*** Opening of The data ***

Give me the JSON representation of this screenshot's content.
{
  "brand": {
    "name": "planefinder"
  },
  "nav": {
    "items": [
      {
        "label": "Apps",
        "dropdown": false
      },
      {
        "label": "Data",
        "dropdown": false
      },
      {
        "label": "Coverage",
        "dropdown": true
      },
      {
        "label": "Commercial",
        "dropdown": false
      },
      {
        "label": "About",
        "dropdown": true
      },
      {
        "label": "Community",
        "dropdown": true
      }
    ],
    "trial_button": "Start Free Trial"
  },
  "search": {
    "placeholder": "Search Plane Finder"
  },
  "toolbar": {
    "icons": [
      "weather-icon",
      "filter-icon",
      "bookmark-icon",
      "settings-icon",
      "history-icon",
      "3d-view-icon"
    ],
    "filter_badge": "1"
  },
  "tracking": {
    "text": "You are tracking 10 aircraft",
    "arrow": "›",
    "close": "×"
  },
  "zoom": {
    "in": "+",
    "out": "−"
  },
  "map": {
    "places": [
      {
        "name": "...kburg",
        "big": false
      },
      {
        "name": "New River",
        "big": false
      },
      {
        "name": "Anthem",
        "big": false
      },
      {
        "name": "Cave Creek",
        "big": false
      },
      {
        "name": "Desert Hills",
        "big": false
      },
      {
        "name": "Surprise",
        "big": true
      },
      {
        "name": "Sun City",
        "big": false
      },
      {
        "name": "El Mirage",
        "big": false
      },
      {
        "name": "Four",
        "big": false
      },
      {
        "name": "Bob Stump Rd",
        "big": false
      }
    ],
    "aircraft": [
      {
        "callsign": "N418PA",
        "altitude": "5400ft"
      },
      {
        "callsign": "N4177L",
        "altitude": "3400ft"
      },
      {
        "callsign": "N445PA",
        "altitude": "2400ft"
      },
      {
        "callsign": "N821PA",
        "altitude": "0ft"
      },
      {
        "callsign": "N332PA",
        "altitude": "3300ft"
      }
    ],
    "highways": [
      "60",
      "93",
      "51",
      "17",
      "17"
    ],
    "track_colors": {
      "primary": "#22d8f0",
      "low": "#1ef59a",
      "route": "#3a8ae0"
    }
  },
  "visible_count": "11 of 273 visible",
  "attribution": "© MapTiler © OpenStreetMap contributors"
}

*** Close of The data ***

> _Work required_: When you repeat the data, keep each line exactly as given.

> _Response to this task_:
Give me the JSON representation of this screenshot's content.
{
  "brand": {
    "name": "planefinder"
  },
  "nav": {
    "items": [
      {
        "label": "Apps",
        "dropdown": false
      },
      {
        "label": "Data",
        "dropdown": false
      },
      {
        "label": "Coverage",
        "dropdown": true
      },
      {
        "label": "Commercial",
        "dropdown": false
      },
      {
        "label": "About",
        "dropdown": true
      },
      {
        "label": "Community",
        "dropdown": true
      }
    ],
    "trial_button": "Start Free Trial"
  },
  "search": {
    "placeholder": "Search Plane Finder"
  },
  "toolbar": {
    "icons": [
      "weather-icon",
      "filter-icon",
      "bookmark-icon",
      "settings-icon",
      "history-icon",
      "3d-view-icon"
    ],
    "filter_badge": "1"
  },
  "tracking": {
    "text": "You are tracking 10 aircraft",
    "arrow": "›",
    "close": "×"
  },
  "zoom": {
    "in": "+",
    "out": "−"
  },
  "map": {
    "places": [
      {
        "name": "...kburg",
        "big": false
      },
      {
        "name": "New River",
        "big": false
      },
      {
        "name": "Anthem",
        "big": false
      },
      {
        "name": "Cave Creek",
        "big": false
      },
      {
        "name": "Desert Hills",
        "big": false
      },
      {
        "name": "Surprise",
        "big": true
      },
      {
        "name": "Sun City",
        "big": false
      },
      {
        "name": "El Mirage",
        "big": false
      },
      {
        "name": "Four",
        "big": false
      },
      {
        "name": "Bob Stump Rd",
        "big": false
      }
    ],
    "aircraft": [
      {
        "callsign": "N418PA",
        "altitude": "5400ft"
      },
      {
        "callsign": "N4177L",
        "altitude": "3400ft"
      },
      {
        "callsign": "N445PA",
        "altitude": "2400ft"
      },
      {
        "callsign": "N821PA",
        "altitude": "0ft"
      },
      {
        "callsign": "N332PA",
        "altitude": "3300ft"
      }
    ],
    "highways": [
      "60",
      "93",
      "51",
      "17",
      "17"
    ],
    "track_colors": {
      "primary": "#22d8f0",
      "low": "#1ef59a",
      "route": "#3a8ae0"
    }
  },
  "visible_count": "11 of 273 visible",
  "attribution": "© MapTiler © OpenStreetMap contributors"
}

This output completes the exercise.